Consistency: implantation bleeding does not contain any clots and overall is waterier or thinner than your period. In fact, it’s more like discharge or spotting than a period.
Intensity: Unlike your actual period, which for most people can last 5-7 days, implantation bleeding only lasts 1-2 days. Additionally, while it can be accompanied by light cramping, backaches, tender breasts, mood swings, headaches, and light nausea, the keyword here is light. It’s much less intense than your period in every respect.
And remember, when in doubt, you know your body best. Trust yourself and your judgment.
How long does implantation bleeding last?

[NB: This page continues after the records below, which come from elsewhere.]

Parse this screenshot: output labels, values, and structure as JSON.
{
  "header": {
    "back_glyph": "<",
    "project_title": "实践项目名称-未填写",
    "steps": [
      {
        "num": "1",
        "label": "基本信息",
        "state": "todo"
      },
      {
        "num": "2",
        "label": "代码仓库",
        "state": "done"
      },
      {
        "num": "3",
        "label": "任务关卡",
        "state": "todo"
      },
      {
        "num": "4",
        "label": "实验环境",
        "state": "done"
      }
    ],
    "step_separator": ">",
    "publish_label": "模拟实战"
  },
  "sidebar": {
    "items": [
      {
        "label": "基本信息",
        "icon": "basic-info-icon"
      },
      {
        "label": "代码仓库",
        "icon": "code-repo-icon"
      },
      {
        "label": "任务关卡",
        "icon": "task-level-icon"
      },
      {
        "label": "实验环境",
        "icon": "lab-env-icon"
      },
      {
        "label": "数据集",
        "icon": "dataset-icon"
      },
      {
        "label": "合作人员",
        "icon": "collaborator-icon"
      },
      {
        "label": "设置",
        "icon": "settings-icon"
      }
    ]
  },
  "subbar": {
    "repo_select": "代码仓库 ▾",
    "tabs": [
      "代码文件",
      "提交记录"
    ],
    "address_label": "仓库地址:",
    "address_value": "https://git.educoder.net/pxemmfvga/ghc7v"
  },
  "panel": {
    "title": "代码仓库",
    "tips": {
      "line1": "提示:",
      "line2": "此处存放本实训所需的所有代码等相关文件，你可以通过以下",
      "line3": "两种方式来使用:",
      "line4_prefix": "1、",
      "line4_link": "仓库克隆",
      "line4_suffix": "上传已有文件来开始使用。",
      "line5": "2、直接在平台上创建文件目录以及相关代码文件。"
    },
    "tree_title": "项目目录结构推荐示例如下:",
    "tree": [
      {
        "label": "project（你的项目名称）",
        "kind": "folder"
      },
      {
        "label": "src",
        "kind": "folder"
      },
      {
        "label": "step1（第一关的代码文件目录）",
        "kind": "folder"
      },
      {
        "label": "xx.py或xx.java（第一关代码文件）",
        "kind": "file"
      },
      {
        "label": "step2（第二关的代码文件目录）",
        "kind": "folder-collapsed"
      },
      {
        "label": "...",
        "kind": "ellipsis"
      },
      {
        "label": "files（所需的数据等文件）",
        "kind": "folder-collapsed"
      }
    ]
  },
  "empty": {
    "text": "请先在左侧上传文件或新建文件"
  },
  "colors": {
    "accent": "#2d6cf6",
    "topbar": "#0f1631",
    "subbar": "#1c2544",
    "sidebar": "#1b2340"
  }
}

Implantation bleeding typically lasts 1-2 days (vs. the 5-7 days of your average period). Diving into that a little bit more, the bleeding itself can last anywhere from an hour or two to a few days but shouldn’t ever be “heavy” like your period. It’s more likely to be longer for first-time mothers and lighter for women whose bodies are more “used” to implanting.
Does everyone have implantation bleeding?

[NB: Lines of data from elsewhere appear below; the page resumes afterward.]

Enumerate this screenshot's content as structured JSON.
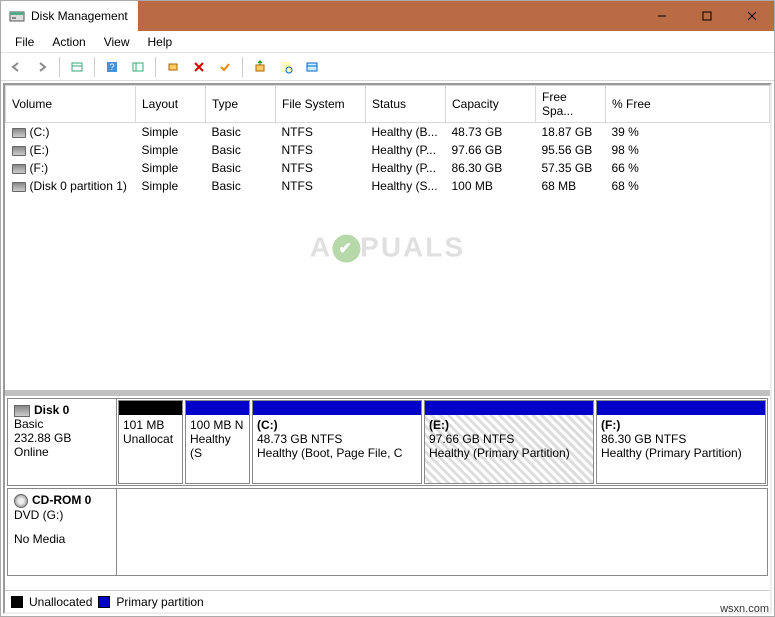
{
  "window": {
    "title": "Disk Management"
  },
  "menu": {
    "file": "File",
    "action": "Action",
    "view": "View",
    "help": "Help"
  },
  "columns": {
    "volume": "Volume",
    "layout": "Layout",
    "type": "Type",
    "filesystem": "File System",
    "status": "Status",
    "capacity": "Capacity",
    "freespace": "Free Spa...",
    "pctfree": "% Free"
  },
  "volumes": [
    {
      "name": "(C:)",
      "layout": "Simple",
      "type": "Basic",
      "fs": "NTFS",
      "status": "Healthy (B...",
      "capacity": "48.73 GB",
      "free": "18.87 GB",
      "pct": "39 %"
    },
    {
      "name": "(E:)",
      "layout": "Simple",
      "type": "Basic",
      "fs": "NTFS",
      "status": "Healthy (P...",
      "capacity": "97.66 GB",
      "free": "95.56 GB",
      "pct": "98 %"
    },
    {
      "name": "(F:)",
      "layout": "Simple",
      "type": "Basic",
      "fs": "NTFS",
      "status": "Healthy (P...",
      "capacity": "86.30 GB",
      "free": "57.35 GB",
      "pct": "66 %"
    },
    {
      "name": "(Disk 0 partition 1)",
      "layout": "Simple",
      "type": "Basic",
      "fs": "NTFS",
      "status": "Healthy (S...",
      "capacity": "100 MB",
      "free": "68 MB",
      "pct": "68 %"
    }
  ],
  "disks": [
    {
      "name": "Disk 0",
      "type": "Basic",
      "size": "232.88 GB",
      "state": "Online",
      "icon": "disk",
      "partitions": [
        {
          "label_line1": "",
          "label_line2": "101 MB",
          "label_line3": "Unallocat",
          "header": "unalloc",
          "width": 60,
          "selected": false
        },
        {
          "label_line1": "",
          "label_line2": "100 MB N",
          "label_line3": "Healthy (S",
          "header": "primary",
          "width": 60,
          "selected": false
        },
        {
          "label_line1": "(C:)",
          "label_line2": "48.73 GB NTFS",
          "label_line3": "Healthy (Boot, Page File, C",
          "header": "primary",
          "width": 160,
          "selected": false
        },
        {
          "label_line1": "(E:)",
          "label_line2": "97.66 GB NTFS",
          "label_line3": "Healthy (Primary Partition)",
          "header": "primary",
          "width": 160,
          "selected": true
        },
        {
          "label_line1": "(F:)",
          "label_line2": "86.30 GB NTFS",
          "label_line3": "Healthy (Primary Partition)",
          "header": "primary",
          "width": 160,
          "selected": false
        }
      ]
    },
    {
      "name": "CD-ROM 0",
      "type": "DVD (G:)",
      "size": "",
      "state": "No Media",
      "icon": "cdrom",
      "partitions": []
    }
  ],
  "legend": {
    "unallocated": "Unallocated",
    "primary": "Primary partition"
  },
  "watermark": {
    "left": "A",
    "right": "PUALS"
  },
  "footer_watermark": "wsxn.com"
}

Nope! While the averages vary slightly, the consensus is about only 1 in 4 women experience implantation bleeding. So, if you’re not lucky enough to need an extra pantyliner you can be on the lookout for the other signs of early pregnancy, like fatigue (which was my first sign – by falling asleep at 8 pm on New Year’s Eve), breast tenderness, nausea, and bloating.
But remember, the only way to confirm pregnancy is through a pregnancy test, either at home or at your doctor’s office, and you’ll have to wait a few more weeks after implantation to get a positive result. (But, why? Because, after implantation, your body starts to produce the pregnancy hormone Human Chronic Gonadotropin (hCG), which is what is picked up on pregnancy tests… so it needs a few weeks to build up to test-able levels.)

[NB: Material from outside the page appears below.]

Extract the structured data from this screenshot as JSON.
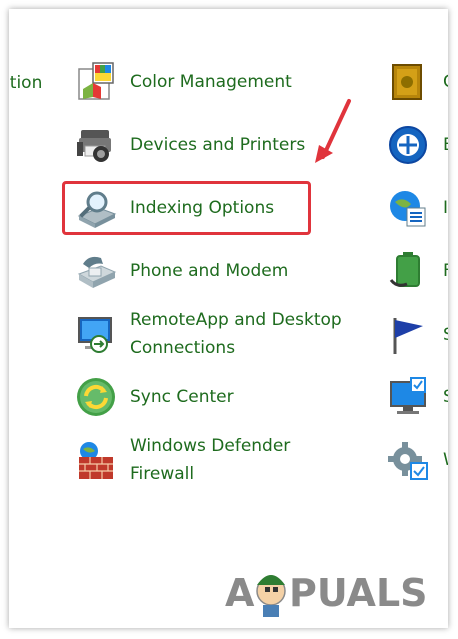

It’s too early for implantation, so why am I bleeding?
One thing to remember is that an embryo can’t implant until 4-5 days after fertilization; it just isn’t developed enough until that time. So, if you’re bleeding prior to when implantation might occur, here are a few reasons why that might be happening:
- Cervical irritation from sex or a pelvic exam
- Leftover blood from your last period dislodged by sex… or life
- Mid-cycle spotting due to higher estrogen levels
- Breastfeeding or an irregular post postpartum cycle resulting in similar in color and texture, pinkish discharge
- A hormonal withdrawal bleed from a failed ovulation attempt
Remember to talk to your healthcare team.
First, let’s be clear, implantation bleeding poses no risk to either the mother or baby. However, any blood down there during pregnancy should be a reason to reach out to your healthcare provider – so pay attention to your body and make sure you tell your doctor about any bleeding or spotting during pregnancy along with any other symptoms. No signs, symptoms, or amounts are too little for a phone call, email, or quick consultation – it’s worth it.
Additionally, any substantial bleeding that occurs after that first missed period has the potential to be concerning, since it could be a sign of a miscarriage, molar pregnancy, or ectopic pregnancy, the latter of which is a medical emergency. So, if you have to remember one thing let it be this – never hesitate to speak to your healthcare team about any concerns throughout your journey through fertility and pregnancy. You have a right to understand what’s happening with your body and they are very useful at both dispelling fears and helping to figure out what’s going on each step of the way.